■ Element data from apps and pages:
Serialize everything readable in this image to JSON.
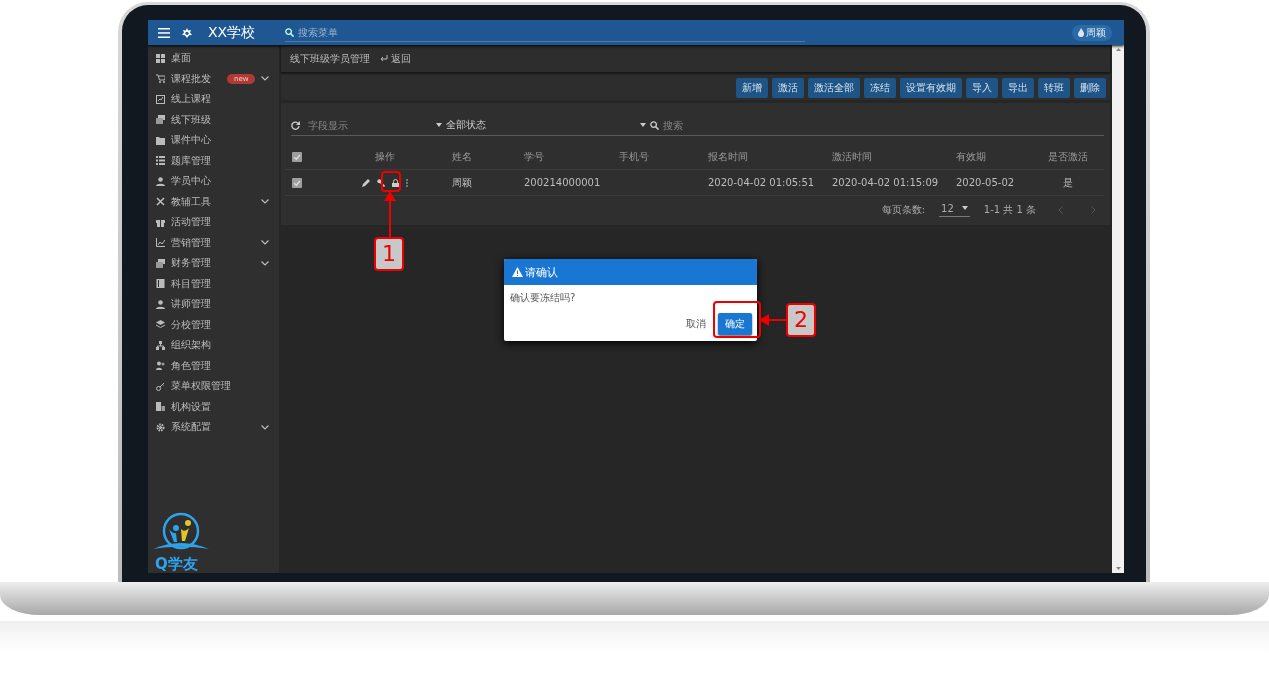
{
  "header": {
    "title": "XX学校",
    "search_placeholder": "搜索菜单",
    "user": "周颖"
  },
  "sidebar": {
    "items": [
      {
        "label": "桌面",
        "kind": "link"
      },
      {
        "label": "课程批发",
        "kind": "group",
        "expanded": false,
        "badge": "new"
      },
      {
        "label": "线上课程",
        "kind": "link"
      },
      {
        "label": "线下班级",
        "kind": "link"
      },
      {
        "label": "课件中心",
        "kind": "link"
      },
      {
        "label": "题库管理",
        "kind": "link"
      },
      {
        "label": "学员中心",
        "kind": "link"
      },
      {
        "label": "教辅工具",
        "kind": "group",
        "expanded": false
      },
      {
        "label": "活动管理",
        "kind": "link"
      },
      {
        "label": "营销管理",
        "kind": "group",
        "expanded": false
      },
      {
        "label": "财务管理",
        "kind": "group",
        "expanded": false
      },
      {
        "label": "科目管理",
        "kind": "link"
      },
      {
        "label": "讲师管理",
        "kind": "link"
      },
      {
        "label": "分校管理",
        "kind": "link"
      },
      {
        "label": "组织架构",
        "kind": "link"
      },
      {
        "label": "角色管理",
        "kind": "link"
      },
      {
        "label": "菜单权限管理",
        "kind": "link"
      },
      {
        "label": "机构设置",
        "kind": "link"
      },
      {
        "label": "系统配置",
        "kind": "group",
        "expanded": false
      }
    ],
    "logo_text": "Q学友"
  },
  "breadcrumb": {
    "title": "线下班级学员管理",
    "back": "返回"
  },
  "toolbar": {
    "buttons": [
      "新增",
      "激活",
      "激活全部",
      "冻结",
      "设置有效期",
      "导入",
      "导出",
      "转班",
      "删除"
    ]
  },
  "filters": {
    "fields_placeholder": "字段显示",
    "status": "全部状态",
    "search_placeholder": "搜索"
  },
  "table": {
    "header_checked": true,
    "columns": [
      "操作",
      "姓名",
      "学号",
      "手机号",
      "报名时间",
      "激活时间",
      "有效期",
      "是否激活"
    ],
    "rows": [
      {
        "checked": true,
        "cells": [
          "",
          "周颖",
          "200214000001",
          "",
          "2020-04-02 01:05:51",
          "2020-04-02 01:15:09",
          "2020-05-02",
          "是"
        ]
      }
    ]
  },
  "pagination": {
    "per_page_label": "每页条数:",
    "per_page": "12",
    "range": "1-1 共 1 条"
  },
  "dialog": {
    "title": "请确认",
    "message": "确认要冻结吗?",
    "buttons": [
      {
        "label": "取消",
        "kind": "text"
      },
      {
        "label": "确定",
        "kind": "primary"
      }
    ]
  },
  "annotations": [
    {
      "label": "1"
    },
    {
      "label": "2"
    }
  ]
}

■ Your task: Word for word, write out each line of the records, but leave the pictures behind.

■ Written response:
Serialize everything readable in this image to JSON.
{
  "header": {
    "title": "XX学校",
    "search_placeholder": "搜索菜单",
    "user": "周颖"
  },
  "sidebar": {
    "items": [
      {
        "label": "桌面",
        "kind": "link"
      },
      {
        "label": "课程批发",
        "kind": "group",
        "expanded": false,
        "badge": "new"
      },
      {
        "label": "线上课程",
        "kind": "link"
      },
      {
        "label": "线下班级",
        "kind": "link"
      },
      {
        "label": "课件中心",
        "kind": "link"
      },
      {
        "label": "题库管理",
        "kind": "link"
      },
      {
        "label": "学员中心",
        "kind": "link"
      },
      {
        "label": "教辅工具",
        "kind": "group",
        "expanded": false
      },
      {
        "label": "活动管理",
        "kind": "link"
      },
      {
        "label": "营销管理",
        "kind": "group",
        "expanded": false
      },
      {
        "label": "财务管理",
        "kind": "group",
        "expanded": false
      },
      {
        "label": "科目管理",
        "kind": "link"
      },
      {
        "label": "讲师管理",
        "kind": "link"
      },
      {
        "label": "分校管理",
        "kind": "link"
      },
      {
        "label": "组织架构",
        "kind": "link"
      },
      {
        "label": "角色管理",
        "kind": "link"
      },
      {
        "label": "菜单权限管理",
        "kind": "link"
      },
      {
        "label": "机构设置",
        "kind": "link"
      },
      {
        "label": "系统配置",
        "kind": "group",
        "expanded": false
      }
    ],
    "logo_text": "Q学友"
  },
  "breadcrumb": {
    "title": "线下班级学员管理",
    "back": "返回"
  },
  "toolbar": {
    "buttons": [
      "新增",
      "激活",
      "激活全部",
      "冻结",
      "设置有效期",
      "导入",
      "导出",
      "转班",
      "删除"
    ]
  },
  "filters": {
    "fields_placeholder": "字段显示",
    "status": "全部状态",
    "search_placeholder": "搜索"
  },
  "table": {
    "header_checked": true,
    "columns": [
      "操作",
      "姓名",
      "学号",
      "手机号",
      "报名时间",
      "激活时间",
      "有效期",
      "是否激活"
    ],
    "rows": [
      {
        "checked": true,
        "cells": [
          "",
          "周颖",
          "200214000001",
          "",
          "2020-04-02 01:05:51",
          "2020-04-02 01:15:09",
          "2020-05-02",
          "是"
        ]
      }
    ]
  },
  "pagination": {
    "per_page_label": "每页条数:",
    "per_page": "12",
    "range": "1-1 共 1 条"
  },
  "dialog": {
    "title": "请确认",
    "message": "确认要冻结吗?",
    "buttons": [
      {
        "label": "取消",
        "kind": "text"
      },
      {
        "label": "确定",
        "kind": "primary"
      }
    ]
  },
  "annotations": [
    {
      "label": "1"
    },
    {
      "label": "2"
    }
  ]
}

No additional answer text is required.